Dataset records
== Segment start ==

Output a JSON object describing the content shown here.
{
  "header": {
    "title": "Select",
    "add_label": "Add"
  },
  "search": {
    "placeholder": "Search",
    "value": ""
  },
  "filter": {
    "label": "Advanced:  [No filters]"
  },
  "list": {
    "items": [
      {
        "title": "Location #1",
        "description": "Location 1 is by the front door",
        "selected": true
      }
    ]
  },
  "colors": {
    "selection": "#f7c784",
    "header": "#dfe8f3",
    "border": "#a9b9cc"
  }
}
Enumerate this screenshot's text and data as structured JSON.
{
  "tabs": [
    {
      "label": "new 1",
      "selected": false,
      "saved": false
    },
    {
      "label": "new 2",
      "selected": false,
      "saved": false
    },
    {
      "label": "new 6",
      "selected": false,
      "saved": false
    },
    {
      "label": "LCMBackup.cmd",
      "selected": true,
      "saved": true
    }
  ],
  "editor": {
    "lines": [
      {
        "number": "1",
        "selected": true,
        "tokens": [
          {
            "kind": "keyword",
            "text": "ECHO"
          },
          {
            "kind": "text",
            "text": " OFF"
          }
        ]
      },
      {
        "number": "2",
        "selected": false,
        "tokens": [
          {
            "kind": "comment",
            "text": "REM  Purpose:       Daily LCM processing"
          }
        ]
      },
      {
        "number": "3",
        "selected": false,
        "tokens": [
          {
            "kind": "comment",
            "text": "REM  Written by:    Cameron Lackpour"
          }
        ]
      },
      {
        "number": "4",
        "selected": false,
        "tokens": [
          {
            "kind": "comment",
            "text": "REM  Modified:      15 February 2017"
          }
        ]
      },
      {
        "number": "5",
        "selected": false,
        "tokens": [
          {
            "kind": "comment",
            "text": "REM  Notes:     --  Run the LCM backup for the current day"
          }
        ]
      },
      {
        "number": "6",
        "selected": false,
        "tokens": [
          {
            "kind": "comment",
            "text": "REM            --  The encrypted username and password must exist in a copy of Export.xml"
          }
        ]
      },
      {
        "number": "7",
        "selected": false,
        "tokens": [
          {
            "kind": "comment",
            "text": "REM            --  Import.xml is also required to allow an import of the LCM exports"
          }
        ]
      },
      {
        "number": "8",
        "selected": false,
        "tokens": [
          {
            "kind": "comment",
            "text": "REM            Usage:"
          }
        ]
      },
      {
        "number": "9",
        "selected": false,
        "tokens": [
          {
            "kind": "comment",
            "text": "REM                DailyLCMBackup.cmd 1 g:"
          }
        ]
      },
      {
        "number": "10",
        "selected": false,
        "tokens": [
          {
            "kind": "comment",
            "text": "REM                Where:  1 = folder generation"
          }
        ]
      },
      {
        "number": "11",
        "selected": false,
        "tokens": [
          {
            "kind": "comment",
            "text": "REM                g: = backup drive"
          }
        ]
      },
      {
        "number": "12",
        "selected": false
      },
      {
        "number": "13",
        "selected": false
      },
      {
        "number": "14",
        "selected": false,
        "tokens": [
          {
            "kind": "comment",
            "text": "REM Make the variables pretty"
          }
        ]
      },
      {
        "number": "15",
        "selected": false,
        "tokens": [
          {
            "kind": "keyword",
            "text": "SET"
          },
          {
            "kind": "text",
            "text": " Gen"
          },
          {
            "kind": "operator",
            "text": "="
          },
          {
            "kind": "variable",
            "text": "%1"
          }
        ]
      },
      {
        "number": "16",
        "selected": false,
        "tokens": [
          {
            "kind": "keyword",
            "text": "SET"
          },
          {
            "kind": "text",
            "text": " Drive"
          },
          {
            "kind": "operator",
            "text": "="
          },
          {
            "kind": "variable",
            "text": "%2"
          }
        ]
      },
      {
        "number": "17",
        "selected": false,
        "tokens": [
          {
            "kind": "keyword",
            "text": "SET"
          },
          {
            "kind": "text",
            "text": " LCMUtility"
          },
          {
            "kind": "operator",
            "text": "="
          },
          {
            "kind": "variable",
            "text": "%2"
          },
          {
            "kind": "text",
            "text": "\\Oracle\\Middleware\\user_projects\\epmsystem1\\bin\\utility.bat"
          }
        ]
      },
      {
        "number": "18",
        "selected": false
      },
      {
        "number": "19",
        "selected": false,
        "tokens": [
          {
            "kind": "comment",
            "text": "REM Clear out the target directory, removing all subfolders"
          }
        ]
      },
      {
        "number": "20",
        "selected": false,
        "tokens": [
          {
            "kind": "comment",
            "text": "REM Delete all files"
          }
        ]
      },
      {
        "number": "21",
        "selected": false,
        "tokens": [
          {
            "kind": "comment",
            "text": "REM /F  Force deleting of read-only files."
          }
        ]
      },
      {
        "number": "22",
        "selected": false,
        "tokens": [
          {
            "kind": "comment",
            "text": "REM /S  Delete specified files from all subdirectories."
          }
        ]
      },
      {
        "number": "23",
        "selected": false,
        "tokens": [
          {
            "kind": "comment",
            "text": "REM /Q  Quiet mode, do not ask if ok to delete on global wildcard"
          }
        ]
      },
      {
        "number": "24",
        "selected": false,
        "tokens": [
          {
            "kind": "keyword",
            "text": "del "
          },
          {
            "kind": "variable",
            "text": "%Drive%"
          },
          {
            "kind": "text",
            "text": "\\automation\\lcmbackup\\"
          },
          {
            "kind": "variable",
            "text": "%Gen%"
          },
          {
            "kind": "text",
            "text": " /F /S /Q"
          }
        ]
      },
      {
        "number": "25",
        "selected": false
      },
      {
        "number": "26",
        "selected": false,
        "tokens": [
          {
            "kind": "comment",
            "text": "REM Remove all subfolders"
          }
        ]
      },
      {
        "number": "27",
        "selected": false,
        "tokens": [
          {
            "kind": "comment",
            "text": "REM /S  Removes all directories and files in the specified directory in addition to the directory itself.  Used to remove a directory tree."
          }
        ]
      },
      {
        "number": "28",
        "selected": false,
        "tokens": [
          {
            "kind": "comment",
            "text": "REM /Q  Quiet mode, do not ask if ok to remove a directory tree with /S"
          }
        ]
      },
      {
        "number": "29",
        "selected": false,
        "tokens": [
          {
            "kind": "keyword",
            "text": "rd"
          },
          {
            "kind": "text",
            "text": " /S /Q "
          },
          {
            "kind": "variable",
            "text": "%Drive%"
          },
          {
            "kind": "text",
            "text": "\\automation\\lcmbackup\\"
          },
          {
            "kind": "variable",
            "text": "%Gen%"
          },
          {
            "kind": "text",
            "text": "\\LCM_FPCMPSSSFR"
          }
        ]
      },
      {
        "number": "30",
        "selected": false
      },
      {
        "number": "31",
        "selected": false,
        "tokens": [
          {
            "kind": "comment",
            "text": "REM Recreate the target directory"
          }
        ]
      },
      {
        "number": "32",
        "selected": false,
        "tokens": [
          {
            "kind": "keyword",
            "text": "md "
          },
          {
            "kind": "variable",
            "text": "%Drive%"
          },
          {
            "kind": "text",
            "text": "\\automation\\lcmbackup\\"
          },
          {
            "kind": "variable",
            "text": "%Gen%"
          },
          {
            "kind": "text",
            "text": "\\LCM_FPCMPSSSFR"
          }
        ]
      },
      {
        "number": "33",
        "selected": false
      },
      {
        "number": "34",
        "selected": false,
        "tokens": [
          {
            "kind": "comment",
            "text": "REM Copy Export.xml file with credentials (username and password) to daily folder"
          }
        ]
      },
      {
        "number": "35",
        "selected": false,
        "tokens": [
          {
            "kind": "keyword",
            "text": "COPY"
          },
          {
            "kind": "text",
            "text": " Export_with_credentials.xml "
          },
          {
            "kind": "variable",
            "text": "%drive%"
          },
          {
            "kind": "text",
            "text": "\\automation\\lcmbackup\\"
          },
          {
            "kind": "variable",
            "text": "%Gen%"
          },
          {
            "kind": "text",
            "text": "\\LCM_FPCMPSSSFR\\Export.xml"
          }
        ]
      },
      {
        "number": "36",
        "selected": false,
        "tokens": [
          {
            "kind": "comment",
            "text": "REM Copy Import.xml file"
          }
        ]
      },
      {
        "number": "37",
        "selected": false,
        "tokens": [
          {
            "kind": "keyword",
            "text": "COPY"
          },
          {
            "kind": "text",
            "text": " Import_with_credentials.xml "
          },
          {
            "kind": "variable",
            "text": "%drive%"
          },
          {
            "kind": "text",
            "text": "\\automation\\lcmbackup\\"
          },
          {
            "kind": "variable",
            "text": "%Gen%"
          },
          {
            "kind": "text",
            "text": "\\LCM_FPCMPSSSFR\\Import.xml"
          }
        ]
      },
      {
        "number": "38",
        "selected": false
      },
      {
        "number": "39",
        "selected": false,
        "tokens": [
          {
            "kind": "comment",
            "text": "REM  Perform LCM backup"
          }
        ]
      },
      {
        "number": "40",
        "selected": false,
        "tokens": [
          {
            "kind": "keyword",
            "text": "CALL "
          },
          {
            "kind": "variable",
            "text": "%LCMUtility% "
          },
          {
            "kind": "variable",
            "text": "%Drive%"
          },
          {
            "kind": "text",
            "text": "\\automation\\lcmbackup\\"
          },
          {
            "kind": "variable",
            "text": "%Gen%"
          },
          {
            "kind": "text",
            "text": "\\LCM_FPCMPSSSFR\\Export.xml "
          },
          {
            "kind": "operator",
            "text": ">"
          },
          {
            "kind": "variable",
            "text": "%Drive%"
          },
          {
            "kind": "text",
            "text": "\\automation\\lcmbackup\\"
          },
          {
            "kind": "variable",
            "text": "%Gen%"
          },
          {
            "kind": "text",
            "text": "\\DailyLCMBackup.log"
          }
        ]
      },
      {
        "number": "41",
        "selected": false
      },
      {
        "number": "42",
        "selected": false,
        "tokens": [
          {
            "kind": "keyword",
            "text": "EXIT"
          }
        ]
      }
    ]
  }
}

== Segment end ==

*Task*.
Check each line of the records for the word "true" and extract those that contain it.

*Answer box*.
        "selected": true
      "selected": true,
      "saved": true
        "selected": true,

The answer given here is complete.